It was in the year King Uzziah died that I saw the Lord. He was sitting on a lofty throne, and the train of his robe filled the Temple. Attending him were mighty seraphim, each having six wings. With two wings they covered their faces, with two they covered their feet, and with two they flew. They were calling out to each other, “Holy, holy, holy is the Lord of Heaven’s Armies! The whole earth is filled with his glory!”
Their voices shook the Temple to its foundations, and the entire building was filled with smoke. Then I said, “It’s all over! I am doomed, for I am a sinful man. I have filthy lips, and I live among a people with filthy lips. Yet I have seen the King, the Lord of Heaven’s Armies.”
Then one of the seraphim flew to me with a burning coal he had taken from the altar with a pair of tongs. He touched my lips with it and said, “See, this coal has touched your lips. Now your guilt is removed, and your sins are forgiven.”
Then I heard the Lord asking, “Whom should I send as a messenger to this people?
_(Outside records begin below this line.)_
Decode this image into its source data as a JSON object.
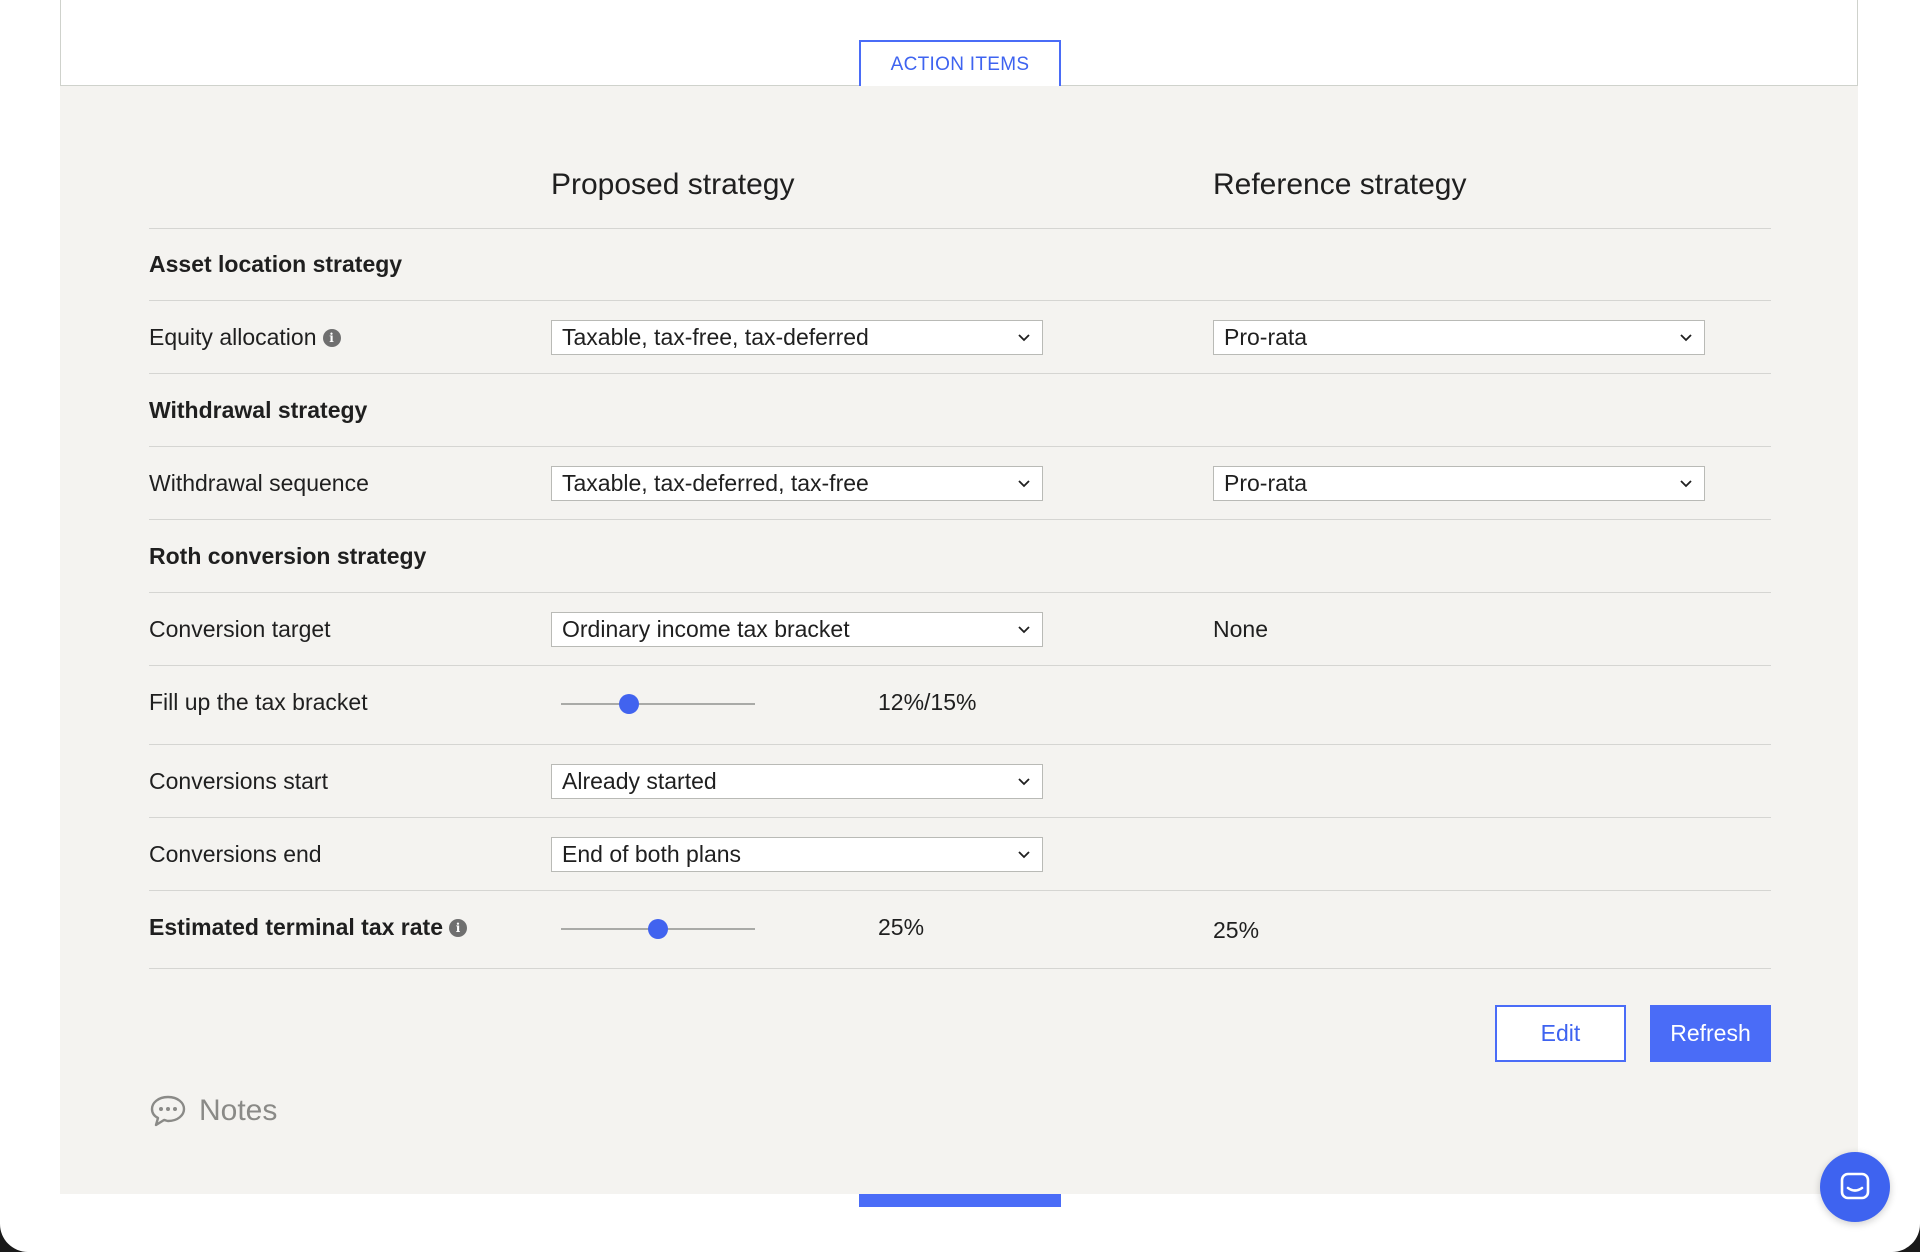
{
  "tab": {
    "action_items": "ACTION ITEMS"
  },
  "columns": {
    "proposed": "Proposed strategy",
    "reference": "Reference strategy"
  },
  "sections": {
    "asset_location": "Asset location strategy",
    "withdrawal": "Withdrawal strategy",
    "roth": "Roth conversion strategy"
  },
  "rows": {
    "equity_allocation": {
      "label": "Equity allocation",
      "proposed": "Taxable, tax-free, tax-deferred",
      "reference": "Pro-rata"
    },
    "withdrawal_sequence": {
      "label": "Withdrawal sequence",
      "proposed": "Taxable, tax-deferred, tax-free",
      "reference": "Pro-rata"
    },
    "conversion_target": {
      "label": "Conversion target",
      "proposed": "Ordinary income tax bracket",
      "reference": "None"
    },
    "fill_bracket": {
      "label": "Fill up the tax bracket",
      "value": "12%/15%",
      "slider_fraction": 0.35
    },
    "conversions_start": {
      "label": "Conversions start",
      "proposed": "Already started"
    },
    "conversions_end": {
      "label": "Conversions end",
      "proposed": "End of both plans"
    },
    "terminal_tax_rate": {
      "label": "Estimated terminal tax rate",
      "value": "25%",
      "reference": "25%",
      "slider_fraction": 0.5
    }
  },
  "buttons": {
    "edit": "Edit",
    "refresh": "Refresh"
  },
  "notes": {
    "label": "Notes"
  },
  "icons": {
    "info": "info-icon",
    "chevron": "chevron-down-icon",
    "notes": "speech-bubble-icon",
    "chat": "chat-icon"
  },
  "colors": {
    "accent": "#4a6cf7",
    "panel_bg": "#f4f3f0"
  }
}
Who will go for us?” I said, “Here I am. Send me.” (Isaiah 6:1-8)
The year that King Uzziah died was approximately 740 b.c. Seeing the Lord and listening to the praise of the angels, Isaiah realized that he was unclean before God, with no hope of measuring up to God’s standard of holiness. When Isaiah’s lips were touched with a burning coal, however, he was told that his sins were forgiven. It wasn’t the coal that cleansed him, but God. In response Isaiah submitted himself entirely to God’s service. No matter how difficult his task would be, he said, “Here I am. Send me.” The painful cleansing process was necessary before Isaiah could fulfill the task to which God was calling him. Likewise, before we accept God’s call to speak for him to those around us, we must be cleansed.
The more clearly Isaiah saw God (6:5), the more aware Isaiah became of his own powerlessness and inadequacy to do anything of lasting value without God. But he was willing to be God’s spokesman. When God calls, will you say, “Here I am. Send me” as Isaiah did?